Where do we stand on streaming?
Streaming continues to be a common practice in Aotearoa New Zealand schools despite growing evidence that it is extremely damaging educationally, particularly for Māori and Pasifika students.
A report released last year, that included cases studies of four secondary schools that have chosen to remove streaming in their mathematics classes, found that academic achievement improved especially for Māori and Pasifika students with increased numbers of merit and excellence grades in NCEA. It also found that student self-belief, motivation and aspiration improved. The report and its research was carried out by Tokona Te Raki – Māori Futures Collective - a research and social innovation group set up by Ngāi Tahu with a focus on rangatahi.
The report was referred to the PPTA national executive by the Secondary Principals’ Council. PPTA Te Wehengarua does not currently have an official policy on streaming, but a policy is being developed and will be taken to Annual Conference this year.
‘Deficit thinking’ shocks
At the recent PPTA Te Wehengarua Issues and Organising (I & O) seminar, one delegate who has recently moved from a school that didn’t stream to one that does, said she was shocked at the amount of deficit thinking about student ability. “We get students believing they don’t really have to try because they know they will be put in the ‘cabbage’ class; it creates weird thinking from students and staff.”
“There is a sense of ingrained hopelessness that comes with being in the ‘cabbage’ classes.”
Another delegate, whose school stopped streaming for Year 9 and 10 classes several years ago, said many teachers found teaching mixed abilities and having to deal with behavioural issues very challenging.
All four case study schools featured in the Tokona Te Raki report noted a positive shift in attendance, engagement and achievement when they de-streamed, especially among Māori and Pasifika students.
Also, social and ethnic barriers broke down as students from different groups engaged more than previously. Classroom behaviour improved, with stand-downs and referrals for classroom behaviour reducing significantly.

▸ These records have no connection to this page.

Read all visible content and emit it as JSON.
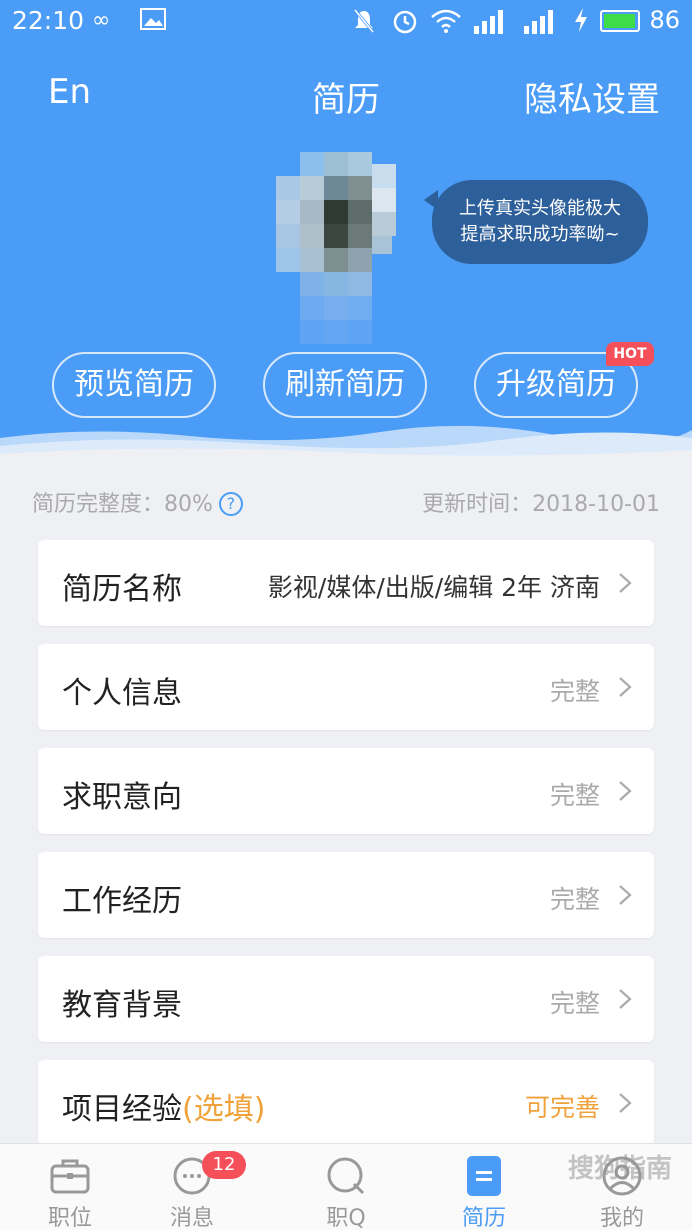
{
  "status_bar": {
    "time": "22:10",
    "battery": "86",
    "icons": [
      "infinity-icon",
      "image-icon",
      "mute-icon",
      "alarm-icon",
      "wifi-icon",
      "signal-icon",
      "signal-icon",
      "charging-icon",
      "battery-icon"
    ]
  },
  "nav": {
    "lang": "En",
    "title": "简历",
    "privacy": "隐私设置"
  },
  "profile": {
    "bubble_line1": "上传真实头像能极大",
    "bubble_line2": "提高求职成功率呦~"
  },
  "actions": {
    "preview": "预览简历",
    "refresh": "刷新简历",
    "upgrade": "升级简历",
    "hot_badge": "HOT"
  },
  "meta": {
    "completeness": "简历完整度：80%",
    "help": "?",
    "update_time": "更新时间：2018-10-01"
  },
  "sections": [
    {
      "label": "简历名称",
      "value": "影视/媒体/出版/编辑 2年 济南"
    },
    {
      "label": "个人信息",
      "value": "完整"
    },
    {
      "label": "求职意向",
      "value": "完整"
    },
    {
      "label": "工作经历",
      "value": "完整"
    },
    {
      "label": "教育背景",
      "value": "完整"
    },
    {
      "label": "项目经验",
      "optional": "(选填)",
      "value": "可完善"
    }
  ],
  "tabs": [
    {
      "label": "职位",
      "icon": "briefcase-icon"
    },
    {
      "label": "消息",
      "icon": "chat-icon",
      "badge": "12"
    },
    {
      "label": "职Q",
      "icon": "q-icon"
    },
    {
      "label": "简历",
      "icon": "resume-icon",
      "active": true
    },
    {
      "label": "我的",
      "icon": "profile-icon"
    }
  ],
  "colors": {
    "primary": "#4a9cf6",
    "accent_orange": "#f0a23a",
    "badge_red": "#f5505a",
    "bubble": "#2d5f9a"
  },
  "watermark": "搜狗指南"
}
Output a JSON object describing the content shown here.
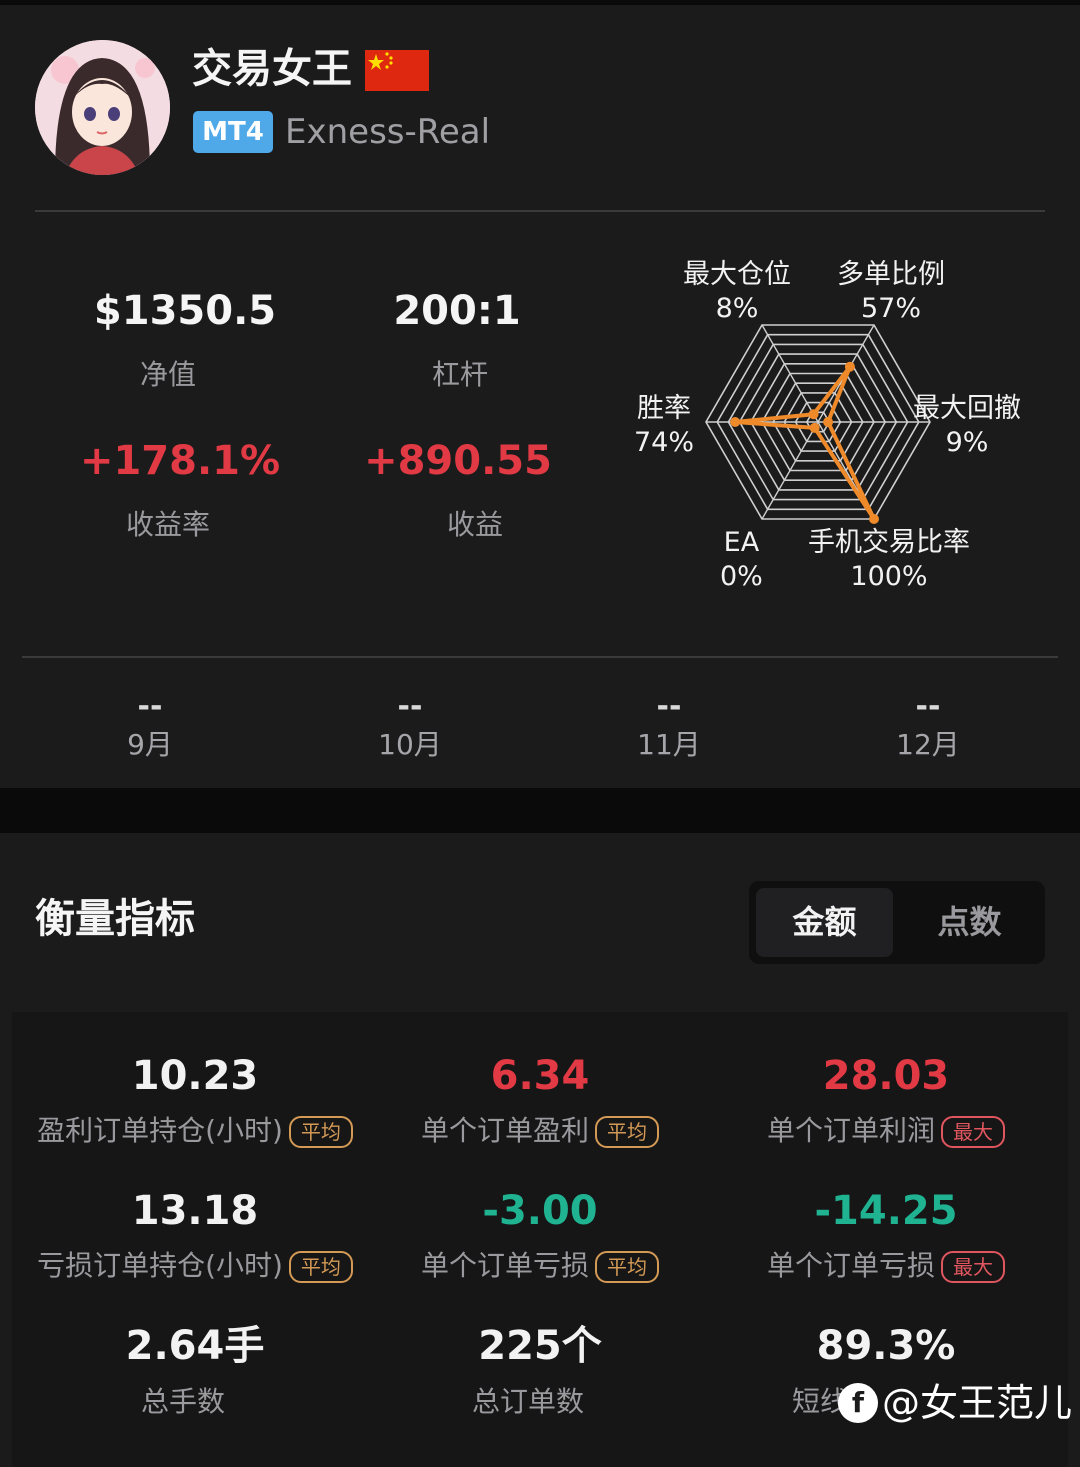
{
  "profile": {
    "name": "交易女王",
    "platform_badge": "MT4",
    "server": "Exness-Real"
  },
  "stats": {
    "equity_value": "$1350.5",
    "equity_label": "净值",
    "leverage_value": "200:1",
    "leverage_label": "杠杆",
    "return_rate_value": "+178.1%",
    "return_rate_label": "收益率",
    "profit_value": "+890.55",
    "profit_label": "收益"
  },
  "radar": {
    "axes": [
      {
        "name": "最大仓位",
        "value": "8%",
        "fraction": 0.08
      },
      {
        "name": "多单比例",
        "value": "57%",
        "fraction": 0.57
      },
      {
        "name": "最大回撤",
        "value": "9%",
        "fraction": 0.09
      },
      {
        "name": "手机交易比率",
        "value": "100%",
        "fraction": 1.0
      },
      {
        "name": "EA",
        "value": "0%",
        "fraction": 0.0
      },
      {
        "name": "胜率",
        "value": "74%",
        "fraction": 0.74
      }
    ],
    "line_color": "#ef8a2a"
  },
  "months": [
    {
      "value": "--",
      "label": "9月"
    },
    {
      "value": "--",
      "label": "10月"
    },
    {
      "value": "--",
      "label": "11月"
    },
    {
      "value": "--",
      "label": "12月"
    }
  ],
  "metrics": {
    "title": "衡量指标",
    "toggle": {
      "active": "金额",
      "inactive": "点数"
    },
    "items": [
      {
        "value": "10.23",
        "label": "盈利订单持仓(小时)",
        "tag": "平均"
      },
      {
        "value": "6.34",
        "label": "单个订单盈利",
        "tag": "平均"
      },
      {
        "value": "28.03",
        "label": "单个订单利润",
        "tag": "最大"
      },
      {
        "value": "13.18",
        "label": "亏损订单持仓(小时)",
        "tag": "平均"
      },
      {
        "value": "-3.00",
        "label": "单个订单亏损",
        "tag": "平均"
      },
      {
        "value": "-14.25",
        "label": "单个订单亏损",
        "tag": "最大"
      },
      {
        "value": "2.64手",
        "label": "总手数"
      },
      {
        "value": "225个",
        "label": "总订单数"
      },
      {
        "value": "89.3%",
        "label": "短线"
      }
    ]
  },
  "watermark": {
    "icon": "f",
    "text": "@女王范儿"
  },
  "colors": {
    "positive": "#e23a44",
    "negative": "#1fb391",
    "tag_avg": "#d49a55",
    "tag_max": "#e0565e"
  }
}
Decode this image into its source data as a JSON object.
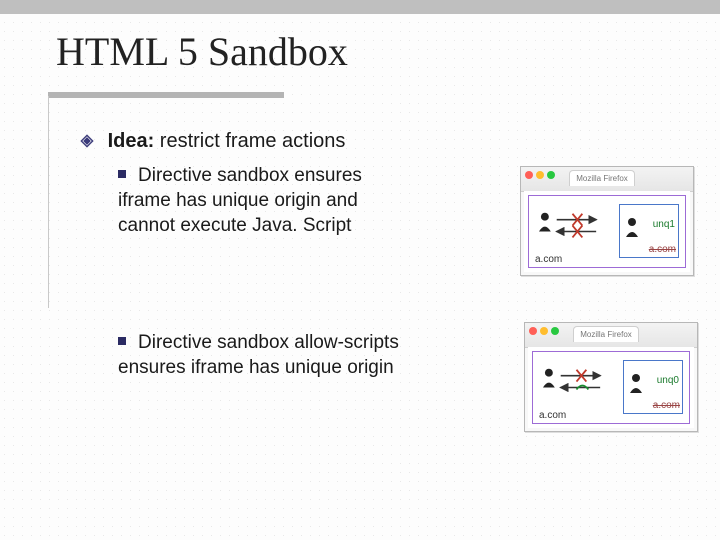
{
  "slide": {
    "title": "HTML 5 Sandbox",
    "idea_label": "Idea:",
    "idea_text": " restrict frame actions",
    "bullets": [
      "Directive sandbox ensures iframe has unique origin and cannot execute Java. Script",
      "Directive sandbox allow-scripts ensures iframe has unique origin"
    ]
  },
  "mockups": [
    {
      "tab_title": "Mozilla Firefox",
      "outer_origin": "a.com",
      "inner_origin_shown": "a.com",
      "inner_label": "unq1",
      "left_to_right_blocked": true,
      "right_to_left_blocked": true,
      "origin_struck": true
    },
    {
      "tab_title": "Mozilla Firefox",
      "outer_origin": "a.com",
      "inner_origin_shown": "a.com",
      "inner_label": "unq0",
      "left_to_right_blocked": true,
      "right_to_left_blocked": false,
      "origin_struck": true
    }
  ]
}
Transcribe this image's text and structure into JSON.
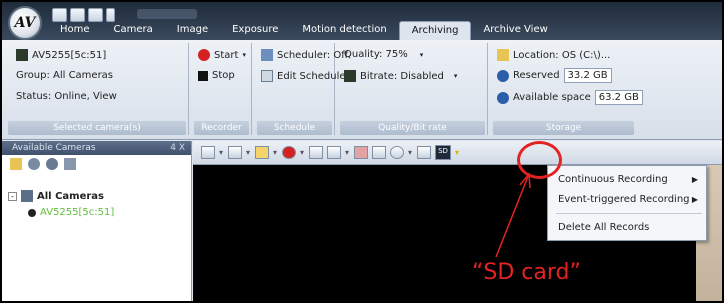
{
  "window": {
    "tabs": [
      "Home",
      "Camera",
      "Image",
      "Exposure",
      "Motion detection",
      "Archiving",
      "Archive View"
    ],
    "active_tab": "Archiving"
  },
  "ribbon": {
    "selected_camera": {
      "camera": "AV5255[5c:51]",
      "group": "Group: All Cameras",
      "status": "Status: Online, View",
      "label": "Selected camera(s)"
    },
    "recorder": {
      "start": "Start",
      "stop": "Stop",
      "label": "Recorder"
    },
    "schedule": {
      "scheduler": "Scheduler: Off",
      "edit": "Edit Schedule",
      "label": "Schedule"
    },
    "quality": {
      "quality": "Quality: 75%",
      "bitrate": "Bitrate: Disabled",
      "label": "Quality/Bit rate"
    },
    "storage": {
      "location": "Location: OS (C:\\)...",
      "reserved_label": "Reserved",
      "reserved_value": "33.2 GB",
      "available_label": "Available space",
      "available_value": "63.2 GB",
      "label": "Storage"
    }
  },
  "left_panel": {
    "header": "Available Cameras",
    "pin": "4 X",
    "tree": {
      "root": "All Cameras",
      "child": "AV5255[5c:51]"
    }
  },
  "toolbar": {
    "sd_button_text": "SD"
  },
  "dropdown": {
    "items": [
      "Continuous Recording",
      "Event-triggered Recording",
      "Delete All Records"
    ]
  },
  "annotation": {
    "label": "“SD card”",
    "color": "#e32222"
  }
}
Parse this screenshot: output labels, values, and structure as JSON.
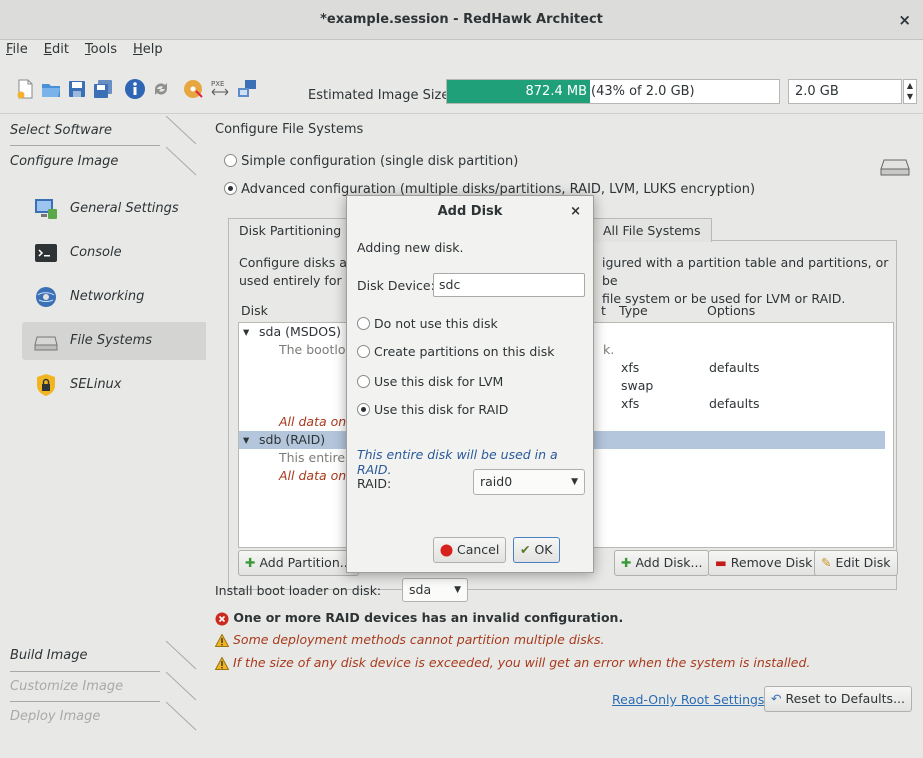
{
  "window": {
    "title": "*example.session - RedHawk Architect",
    "close": "×"
  },
  "menu": [
    {
      "label": "File",
      "key": "F"
    },
    {
      "label": "Edit",
      "key": "E"
    },
    {
      "label": "Tools",
      "key": "T"
    },
    {
      "label": "Help",
      "key": "H"
    }
  ],
  "toolbar": {
    "est_label": "Estimated Image Size:",
    "progress_value": "872.4 MB",
    "progress_pct_text": "(43% of 2.0 GB)",
    "progress_fraction": 0.43,
    "size_value": "2.0 GB",
    "pxe_text": "PXE"
  },
  "sidebar": {
    "select_software": "Select Software",
    "configure_image": "Configure Image",
    "items": [
      {
        "label": "General Settings",
        "icon": "general-settings-icon"
      },
      {
        "label": "Console",
        "icon": "console-icon"
      },
      {
        "label": "Networking",
        "icon": "networking-icon"
      },
      {
        "label": "File Systems",
        "icon": "hard-disk-icon"
      },
      {
        "label": "SELinux",
        "icon": "lock-icon"
      }
    ],
    "build_image": "Build Image",
    "customize_image": "Customize Image",
    "deploy_image": "Deploy Image"
  },
  "main": {
    "title": "Configure File Systems",
    "simple_option": "Simple configuration (single disk partition)",
    "advanced_option": "Advanced configuration (multiple disks/partitions, RAID, LVM, LUKS encryption)",
    "tabs": [
      "Disk Partitioning",
      "All File Systems"
    ],
    "description_left_1": "Configure disks an",
    "description_left_2": "used entirely for L",
    "description_right_1": "igured with a partition table and partitions, or be",
    "description_right_2": "file system or be used for LVM or RAID.",
    "columns": {
      "disk": "Disk",
      "t": "t",
      "type": "Type",
      "options": "Options"
    },
    "tree": {
      "sda": "sda (MSDOS)",
      "sda_boot_left": "The bootlo",
      "sda_boot_right": "k.",
      "rows": [
        {
          "type": "xfs",
          "options": "defaults"
        },
        {
          "type": "swap",
          "options": ""
        },
        {
          "type": "xfs",
          "options": "defaults"
        }
      ],
      "sda_all_data": "All data on t",
      "sdb": "sdb (RAID)",
      "sdb_entire": "This entire",
      "sdb_all_data": "All data on t"
    },
    "buttons": {
      "add_partition": "Add Partition...",
      "add_disk": "Add Disk...",
      "remove_disk": "Remove Disk",
      "edit_disk": "Edit Disk"
    },
    "bootloader_label": "Install boot loader on disk:",
    "bootloader_value": "sda",
    "error_msg": "One or more RAID devices has an invalid configuration.",
    "warn_msg_1": "Some deployment methods cannot partition multiple disks.",
    "warn_msg_2": "If the size of any disk device is exceeded, you will get an error when the system is installed.",
    "readonly_link": "Read-Only Root Settings",
    "reset_button": "Reset to Defaults..."
  },
  "dialog": {
    "title": "Add Disk",
    "close": "×",
    "intro": "Adding new disk.",
    "device_label": "Disk Device:",
    "device_value": "sdc",
    "options": [
      {
        "label": "Do not use this disk",
        "selected": false
      },
      {
        "label": "Create partitions on this disk",
        "selected": false
      },
      {
        "label": "Use this disk for LVM",
        "selected": false
      },
      {
        "label": "Use this disk for RAID",
        "selected": true
      }
    ],
    "raid_note": "This entire disk will be used in a RAID.",
    "raid_label": "RAID:",
    "raid_value": "raid0",
    "cancel": "Cancel",
    "ok": "OK"
  },
  "colors": {
    "progress": "#1fa078",
    "selection": "#b4c6dc",
    "link": "#2a6db3",
    "warning": "#a83a1c"
  }
}
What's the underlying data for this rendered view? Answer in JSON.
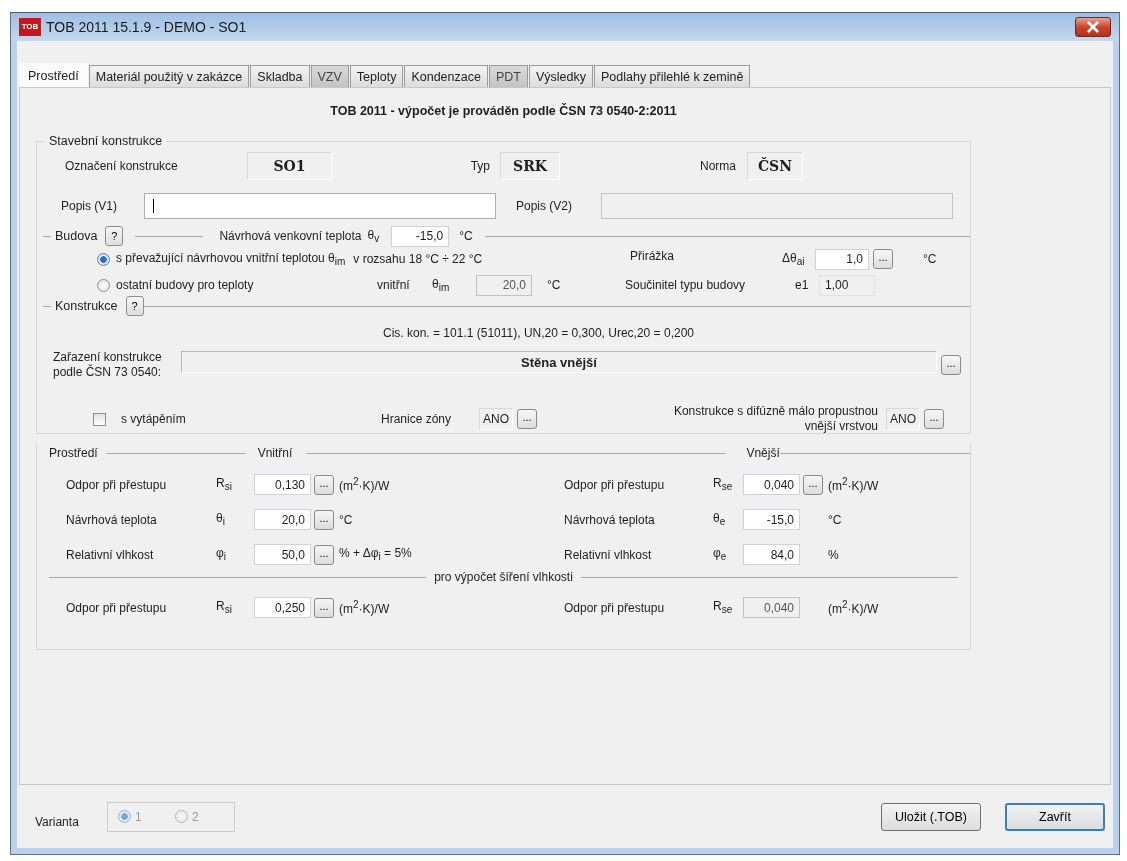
{
  "window": {
    "title": "TOB 2011 15.1.9 - DEMO - SO1",
    "app_logo": "TOB"
  },
  "tabs": [
    {
      "label": "Prostředí",
      "selected": true,
      "disabled": false
    },
    {
      "label": "Materiál použitý v zakázce",
      "selected": false,
      "disabled": false
    },
    {
      "label": "Skladba",
      "selected": false,
      "disabled": false
    },
    {
      "label": "VZV",
      "selected": false,
      "disabled": true
    },
    {
      "label": "Teploty",
      "selected": false,
      "disabled": false
    },
    {
      "label": "Kondenzace",
      "selected": false,
      "disabled": false
    },
    {
      "label": "PDT",
      "selected": false,
      "disabled": true
    },
    {
      "label": "Výsledky",
      "selected": false,
      "disabled": false
    },
    {
      "label": "Podlahy přilehlé k zemině",
      "selected": false,
      "disabled": false
    }
  ],
  "heading": "TOB 2011 - výpočet je prováděn podle ČSN 73 0540-2:2011",
  "construction": {
    "legend": "Stavební konstrukce",
    "designation_label": "Označení konstrukce",
    "designation": "SO1",
    "type_label": "Typ",
    "type": "SRK",
    "norm_label": "Norma",
    "norm": "ČSN",
    "desc1_label": "Popis (V1)",
    "desc2_label": "Popis (V2)"
  },
  "building": {
    "label": "Budova",
    "help": "?",
    "outdoor": {
      "label": "Návrhová venkovní teplota",
      "symbol": "θ$_{v}$",
      "value": "-15,0",
      "unit": "°C",
      "disabled": false
    },
    "options": [
      {
        "label": "s převažující návrhovou vnitřní teplotou θ$_{im}$",
        "selected": true
      },
      {
        "label": "ostatní budovy pro teploty",
        "selected": false
      }
    ],
    "range": "v rozsahu 18 °C ÷ 22 °C",
    "surcharge": {
      "label": "Přirážka",
      "symbol": "Δθ$_{ai}$",
      "value": "1,0",
      "button": "...",
      "unit": "°C",
      "disabled": false
    },
    "inner": {
      "label": "vnitřní",
      "symbol": "θ$_{im}$",
      "value": "20,0",
      "unit": "°C",
      "disabled": true
    },
    "coef": {
      "label": "Součinitel typu budovy",
      "symbol": "e1",
      "value": "1,00",
      "disabled": false
    }
  },
  "structure": {
    "label": "Konstrukce",
    "help": "?",
    "info": "Cis. kon. = 101.1 (51011), UN,20 = 0,300, Urec,20 = 0,200",
    "class_label": "Zařazení konstrukce podle ČSN 73 0540:",
    "class_value": "Stěna vnější",
    "class_button": "...",
    "heated": {
      "label": "s vytápěním",
      "checked": false
    },
    "zone": {
      "label": "Hranice zóny",
      "value": "ANO",
      "button": "..."
    },
    "diffusion": {
      "label": "Konstrukce s difúzně  málo propustnou vnější vrstvou",
      "value": "ANO",
      "button": "..."
    }
  },
  "environment": {
    "legend": "Prostředí",
    "inner_heading": "Vnitřní",
    "outer_heading": "Vnější",
    "rows": [
      {
        "inner": {
          "label": "Odpor při přestupu",
          "symbol": "R$_{si}$",
          "value": "0,130",
          "button": "...",
          "unit": "(m$^{2}$·K)/W",
          "disabled": false
        },
        "outer": {
          "label": "Odpor při přestupu",
          "symbol": "R$_{se}$",
          "value": "0,040",
          "button": "...",
          "unit": "(m$^{2}$·K)/W",
          "disabled": false
        }
      },
      {
        "inner": {
          "label": "Návrhová teplota",
          "symbol": "θ$_{i}$",
          "value": "20,0",
          "button": "...",
          "unit": "°C",
          "disabled": false
        },
        "outer": {
          "label": "Návrhová teplota",
          "symbol": "θ$_{e}$",
          "value": "-15,0",
          "unit": "°C",
          "disabled": false
        }
      },
      {
        "inner": {
          "label": "Relativní vlhkost",
          "symbol": "φ$_{i}$",
          "value": "50,0",
          "button": "...",
          "unit": "% + Δφ$_{i}$ = 5%",
          "disabled": false
        },
        "outer": {
          "label": "Relativní vlhkost",
          "symbol": "φ$_{e}$",
          "value": "84,0",
          "unit": "%",
          "disabled": false
        }
      }
    ],
    "moisture_heading": "pro výpočet šíření vlhkosti",
    "moisture_rows": [
      {
        "inner": {
          "label": "Odpor při přestupu",
          "symbol": "R$_{si}$",
          "value": "0,250",
          "button": "...",
          "unit": "(m$^{2}$·K)/W",
          "disabled": false
        },
        "outer": {
          "label": "Odpor při přestupu",
          "symbol": "R$_{se}$",
          "value": "0,040",
          "unit": "(m$^{2}$·K)/W",
          "disabled": true
        }
      }
    ]
  },
  "footer": {
    "variant_label": "Varianta",
    "variants": [
      {
        "label": "1",
        "selected": true
      },
      {
        "label": "2",
        "selected": false
      }
    ],
    "buttons": [
      {
        "label": "Uložit (.TOB)",
        "default": false
      },
      {
        "label": "Zavřít",
        "default": true
      }
    ]
  }
}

Parental expectations perceived as barrier
One I & O delegate commented that the high prevalence of streaming in New Zealand might be due to a lack of resources to enable personalised student learning. Others said it was also a means of controlling teachers’ workloads.
Parental expectations were seen by some I & O delegates as a barrier to removing streaming. “People in positions of power at a school often have very traditional attitudes to streaming and there is still a public perception that streaming is the way to go,” said one delegate.
The Tokona Te Raki report found there was strong resistance encountered from groups of parents and teachers to de-streaming. However, the momentum for change was building. Parents must be engaged and talked through possible changes and teachers who may not have taught an unstreamed class need professional development to assist them.
PPTA Te Wehengarua members will have opportunity for input on the policy that is being developed on streaming, through pre-conference branch and regional meetings later this year.